Since Saturday, May 9, demonstrations have started up again in the capital, Baghdad, and several other cities, especially in Iraq’s south, including Nasiriya, Basra, Al-Kut and Diwaniya. In the capital, hundreds of demonstrators marched and tried to occupy bridges and public squares. In Basra, protesters went further, demanding the removal of the oil-rich province’s governor, Assad al-Eidani. “From Basra, we declare that the Iraqi state has completely lost its credibility in the eyes of its people,” said a statement by the demonstrators in a video that circulated over social media. “It (the state) has become nothing more than a network of support for oppressive militias and corrupt political parties.”
The protests are continuing in spite of al-Kadhimi’s attempts to make some concessions. He has ordered the release of detained anti-government demonstrators, and compensation for the families of hundreds of victims who died since protests began last October. In fact, over 600 protesters were killed. Al-Kadhimi has also promised to dispense pensions, overturning a decision by the previous administration to freeze state spending, including civil servants’ salaries and pensions – income that one-fifth of Iraqis rely on heavily.

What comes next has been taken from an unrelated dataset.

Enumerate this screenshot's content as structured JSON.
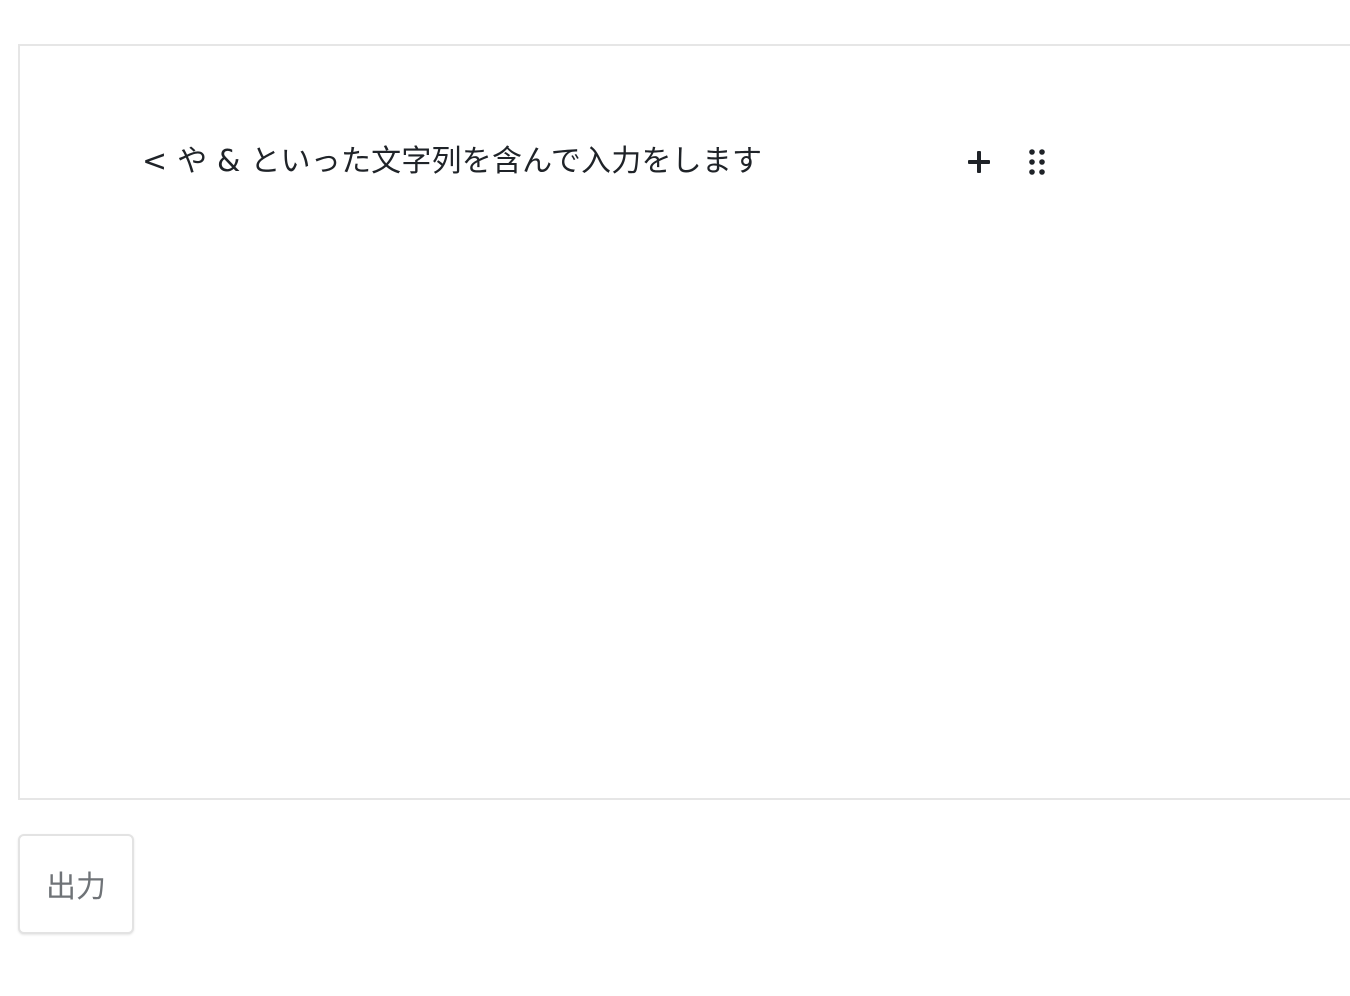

Iraqi novelist Sinan Antoon told Al Jazeera, “The protesters are not fooled by Kadhimi’s cosmetic gestures. They know all the tricks of this political regime and Kadhimi is just the most ‘updated version.’”
At the same time, with the price of oil having plummeted, this government is under tremendous financial pressure to cut back on social services, and carry out an intense austerity, making the population even poorer. According to the official figures, Iraq earned only about one-sixth of its average oil revenues in April. This has had a drastic impact, with unemployment already massive.
These attacks on the Iraqi working class are part of a worldwide attack on workers’ health, safety, and standard of living. It is our duty to stand in solidarity. If Iraqi working people learn that the only force that they can depend on for the humane restructuring of society is their own organization and power, the power of the working class in Iraq and internationally, then they may take control and find a way out of the hell created by the imperialist powers, especially the U.S. This would be an example for the whole world, and the hope it generates may be more contagious than the coronavirus.
Featured image credit: Reuters
One Iraqi demonstrator was killed and four others were wounded during continuing anti-government protests in Basra.